Increasingly, hospital administrators and ASC leaders are finding it challenging to hire qualified operating room nurses.
“Whether there’s a nursing shortage or not varies by region,” says Linda Plank, PhD, RN, NEA-BC, associate dean for academic affairs at Baylor University’s Louise Herrington School of Nursing. “Some places have a surplus of RNs, but more places have a shortage of RNs. It’s not very consistent, and it only takes three people to retire or resign and you have a major staffing issue.”
Plank says ASCs are at an advantage over hospital ORs when it comes to hiring nurses. For instance, the work hours in an ambulatory OR are more desirable. Still, both hospital and ASC OR settings will continue to see increasing shortages of nurses. ASCs will experience this problem because of their increasing case volume and rise in OR nursing demand.
“As more surgical cases go to the ASC or are affected by a surgical procedure, we need more good nurses in the operating room,” Plank says.
Operating rooms function under conditions that can make the nursing shortage more severe than the general nurse shortage because of the length of time it takes to orient someone in an OR, Plank says.
“You need six months to orient a nurse in an operating room, but only a few weeks or a few months in other settings.”
Also, ORs traditionally drew most of their nursing staff from graduates with associate degrees in nursing (ADNs). Now, there are fewer schools training two-year ADN nurses as more students desire four-year degrees, Plank says.
“Two-year programs have closed or become four-year programs,” Plank notes.
A third reason for the decline in available OR nurses is that the average age of an operating room nurse is four to five years older than nurses working in other areas. The Association of periOperative Registered Nurses (AORN) surveys OR nurses regularly, finding in every questionnaire that OR nurses are older and nearer to retirement.

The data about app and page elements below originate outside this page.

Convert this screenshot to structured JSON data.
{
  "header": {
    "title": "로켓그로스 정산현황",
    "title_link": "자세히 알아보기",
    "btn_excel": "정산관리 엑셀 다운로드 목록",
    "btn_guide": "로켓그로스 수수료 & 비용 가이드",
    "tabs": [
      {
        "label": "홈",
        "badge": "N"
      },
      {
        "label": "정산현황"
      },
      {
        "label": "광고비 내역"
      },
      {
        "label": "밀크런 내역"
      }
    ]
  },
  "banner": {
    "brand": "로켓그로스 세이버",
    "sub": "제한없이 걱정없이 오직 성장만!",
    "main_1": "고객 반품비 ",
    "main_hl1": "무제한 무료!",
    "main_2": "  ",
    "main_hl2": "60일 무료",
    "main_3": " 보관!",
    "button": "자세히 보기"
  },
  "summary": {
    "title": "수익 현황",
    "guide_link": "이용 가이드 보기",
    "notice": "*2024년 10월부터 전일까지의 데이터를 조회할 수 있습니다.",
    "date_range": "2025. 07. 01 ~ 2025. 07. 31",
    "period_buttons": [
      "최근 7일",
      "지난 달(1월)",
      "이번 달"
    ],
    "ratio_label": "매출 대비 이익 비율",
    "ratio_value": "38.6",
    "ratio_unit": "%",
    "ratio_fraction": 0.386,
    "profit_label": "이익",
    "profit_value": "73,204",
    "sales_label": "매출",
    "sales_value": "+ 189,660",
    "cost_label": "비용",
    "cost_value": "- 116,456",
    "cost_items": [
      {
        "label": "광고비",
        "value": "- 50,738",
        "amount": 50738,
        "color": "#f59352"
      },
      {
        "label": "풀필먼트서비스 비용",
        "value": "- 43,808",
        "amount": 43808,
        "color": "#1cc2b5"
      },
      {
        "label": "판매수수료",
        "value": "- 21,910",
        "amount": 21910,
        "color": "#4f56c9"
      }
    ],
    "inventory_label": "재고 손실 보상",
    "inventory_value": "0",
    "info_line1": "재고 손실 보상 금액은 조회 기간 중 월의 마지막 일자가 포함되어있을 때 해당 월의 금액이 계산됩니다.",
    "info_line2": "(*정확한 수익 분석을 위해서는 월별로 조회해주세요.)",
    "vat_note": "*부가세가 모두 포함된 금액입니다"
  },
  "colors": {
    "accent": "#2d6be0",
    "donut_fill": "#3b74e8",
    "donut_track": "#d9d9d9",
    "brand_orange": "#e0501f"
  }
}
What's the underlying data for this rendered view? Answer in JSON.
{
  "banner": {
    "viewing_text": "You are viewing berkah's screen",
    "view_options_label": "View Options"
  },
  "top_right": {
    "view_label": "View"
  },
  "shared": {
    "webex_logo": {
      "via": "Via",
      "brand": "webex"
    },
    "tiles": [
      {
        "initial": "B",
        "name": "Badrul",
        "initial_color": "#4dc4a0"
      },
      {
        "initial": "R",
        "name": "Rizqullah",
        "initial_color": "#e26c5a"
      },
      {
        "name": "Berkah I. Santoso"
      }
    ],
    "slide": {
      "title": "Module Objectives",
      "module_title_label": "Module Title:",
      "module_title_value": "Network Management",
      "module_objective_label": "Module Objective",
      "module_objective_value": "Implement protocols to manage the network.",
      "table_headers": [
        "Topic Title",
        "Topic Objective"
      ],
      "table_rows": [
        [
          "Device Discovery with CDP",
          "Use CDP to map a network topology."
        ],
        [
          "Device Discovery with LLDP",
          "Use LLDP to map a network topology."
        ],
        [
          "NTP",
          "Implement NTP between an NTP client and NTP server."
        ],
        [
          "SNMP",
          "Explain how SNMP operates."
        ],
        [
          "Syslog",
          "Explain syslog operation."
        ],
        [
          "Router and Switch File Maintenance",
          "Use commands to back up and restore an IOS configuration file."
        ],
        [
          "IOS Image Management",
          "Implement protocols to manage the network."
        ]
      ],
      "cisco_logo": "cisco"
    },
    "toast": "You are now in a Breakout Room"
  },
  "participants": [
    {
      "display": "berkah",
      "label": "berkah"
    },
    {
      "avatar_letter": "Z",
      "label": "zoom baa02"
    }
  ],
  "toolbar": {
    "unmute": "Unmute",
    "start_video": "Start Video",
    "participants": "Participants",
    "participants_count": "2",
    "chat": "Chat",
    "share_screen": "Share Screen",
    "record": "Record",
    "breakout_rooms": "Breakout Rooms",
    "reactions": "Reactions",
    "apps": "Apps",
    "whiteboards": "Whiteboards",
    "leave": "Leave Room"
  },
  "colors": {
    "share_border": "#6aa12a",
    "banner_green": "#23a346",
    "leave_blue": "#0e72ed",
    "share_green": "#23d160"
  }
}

“That’s the main reason we see a bigger shortage in the operating room than in other parts of the hospital,” Plank adds.
Colleges and universities are graduating increasing numbers of new nurses, but ORs are not benefiting from the new additions to the nursing workforce because the students lack exposure to OR nursing. Nursing schools give students exposure to med-surg units, obstetrics, pediatrics, and oncology, but not operating rooms. “The operating room stopped being a clinical site for nursing students decades ago,” Plank laments. “If students are not exposed to the OR, they can’t make a good decision of whether or not this is a good place for them to work.”
The OR was taken out of the nursing student rotation schedule because of a lack of faculty comfortable in the OR and because the OR carries greater risk to students and patients, Plank says.
“A lot of hospitals felt it was too dangerous to have students in the OR; who would be watching them?” she explains. “[These students are] either unsupervised or they’re a burden for the OR nurse. It’s risky and burdensome.”
In a recent study, Plank suggested a solution: Operating rooms, including those in ASCs, can collaborate with academic institutions to bring nursing students into the OR.1
“Since we started the perioperative elective [at Baylor’s nursing school] in 2010, we’ve had nurses that chose to work in the OR and were offered jobs there after graduation,” Plank says. “From the nursing school standpoint, we feel that’s a win-win. The clinical time in the OR benefited the student, and the hospital ended up with [an] employee they wanted.”
Although Plank has not tracked the long-term impact, she notes that some nurses who participated in the perioperative elective program are still working in operating rooms.
An academic practice partnership entails a commitment between a nursing school and a hospital or ASC to work together to give OR experience to nursing students.
Any ASC that experiences continual nursing staff shortages should contact the local nursing school and discuss forming a partnership, Plank suggests.
“It’s better for everyone if nursing students are exposed to the OR long enough to make a decision and apply for a position, if it is a good fit.”
Such a partnership could provide one day a week of experience in a med-surg rotation in an ASC or hospital OR. The student should have the opportunity to follow the patient from a first interview to meeting the anesthesiologist all the way through viewing the procedure in the OR and watching the patient start recovery, Plank suggests.
OR nursing salaries should be attractive to nursing students, too. According to AORN’s 2017 data, staff perioperative nurses earn an average annual salary of $70,300, and perioperative nursing leaders earn an average salary of $117,000.2 AORN notes that these salaries represent increases of $1,200 and $3,400, respectively, above what those jobs paid in 2016.
Asking ASC staffers to spend a little extra time with a nursing student is a better use of resources than paying for temporary nurses or overtime during a low staffing period, Plank argues. “If you don’t want to have your staff work overtime or to hire contract nurses, there may be no other options,” she says. “Contact your closest nursing school, and bring students into the OR.”